REQUIREMENT
Apart from the pictures, which must be omitted, restate the data exactly.

DATA RECORDS START

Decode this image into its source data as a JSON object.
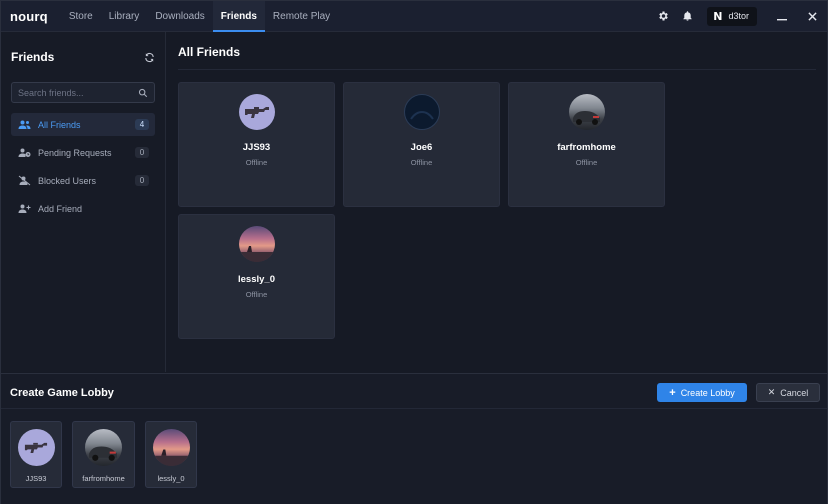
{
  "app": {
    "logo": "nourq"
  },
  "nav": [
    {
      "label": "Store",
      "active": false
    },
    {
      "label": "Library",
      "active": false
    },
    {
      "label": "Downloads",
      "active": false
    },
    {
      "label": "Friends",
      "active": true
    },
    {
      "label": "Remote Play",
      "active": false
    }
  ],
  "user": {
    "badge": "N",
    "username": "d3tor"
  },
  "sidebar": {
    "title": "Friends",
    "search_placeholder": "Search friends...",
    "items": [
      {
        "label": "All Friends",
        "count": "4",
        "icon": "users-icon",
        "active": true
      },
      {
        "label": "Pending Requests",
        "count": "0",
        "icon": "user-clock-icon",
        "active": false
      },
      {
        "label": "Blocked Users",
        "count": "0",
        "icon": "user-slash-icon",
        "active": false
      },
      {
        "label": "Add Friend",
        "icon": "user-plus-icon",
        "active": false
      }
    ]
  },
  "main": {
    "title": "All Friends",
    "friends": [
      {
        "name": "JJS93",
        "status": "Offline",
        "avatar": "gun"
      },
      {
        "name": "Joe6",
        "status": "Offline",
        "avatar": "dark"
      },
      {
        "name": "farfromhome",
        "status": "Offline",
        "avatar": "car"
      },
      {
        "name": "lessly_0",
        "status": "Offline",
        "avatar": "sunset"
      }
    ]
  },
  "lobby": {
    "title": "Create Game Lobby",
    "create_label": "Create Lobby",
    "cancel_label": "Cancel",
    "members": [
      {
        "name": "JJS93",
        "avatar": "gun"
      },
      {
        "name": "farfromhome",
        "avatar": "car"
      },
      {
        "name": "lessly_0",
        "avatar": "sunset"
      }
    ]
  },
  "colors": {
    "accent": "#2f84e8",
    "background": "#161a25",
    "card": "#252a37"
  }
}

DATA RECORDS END

WRITTEN REPLY
Decode this image into its source data as a JSON object.
{
  "app": {
    "logo": "nourq"
  },
  "nav": [
    {
      "label": "Store",
      "active": false
    },
    {
      "label": "Library",
      "active": false
    },
    {
      "label": "Downloads",
      "active": false
    },
    {
      "label": "Friends",
      "active": true
    },
    {
      "label": "Remote Play",
      "active": false
    }
  ],
  "user": {
    "badge": "N",
    "username": "d3tor"
  },
  "sidebar": {
    "title": "Friends",
    "search_placeholder": "Search friends...",
    "items": [
      {
        "label": "All Friends",
        "count": "4",
        "icon": "users-icon",
        "active": true
      },
      {
        "label": "Pending Requests",
        "count": "0",
        "icon": "user-clock-icon",
        "active": false
      },
      {
        "label": "Blocked Users",
        "count": "0",
        "icon": "user-slash-icon",
        "active": false
      },
      {
        "label": "Add Friend",
        "icon": "user-plus-icon",
        "active": false
      }
    ]
  },
  "main": {
    "title": "All Friends",
    "friends": [
      {
        "name": "JJS93",
        "status": "Offline",
        "avatar": "gun"
      },
      {
        "name": "Joe6",
        "status": "Offline",
        "avatar": "dark"
      },
      {
        "name": "farfromhome",
        "status": "Offline",
        "avatar": "car"
      },
      {
        "name": "lessly_0",
        "status": "Offline",
        "avatar": "sunset"
      }
    ]
  },
  "lobby": {
    "title": "Create Game Lobby",
    "create_label": "Create Lobby",
    "cancel_label": "Cancel",
    "members": [
      {
        "name": "JJS93",
        "avatar": "gun"
      },
      {
        "name": "farfromhome",
        "avatar": "car"
      },
      {
        "name": "lessly_0",
        "avatar": "sunset"
      }
    ]
  },
  "colors": {
    "accent": "#2f84e8",
    "background": "#161a25",
    "card": "#252a37"
  }
}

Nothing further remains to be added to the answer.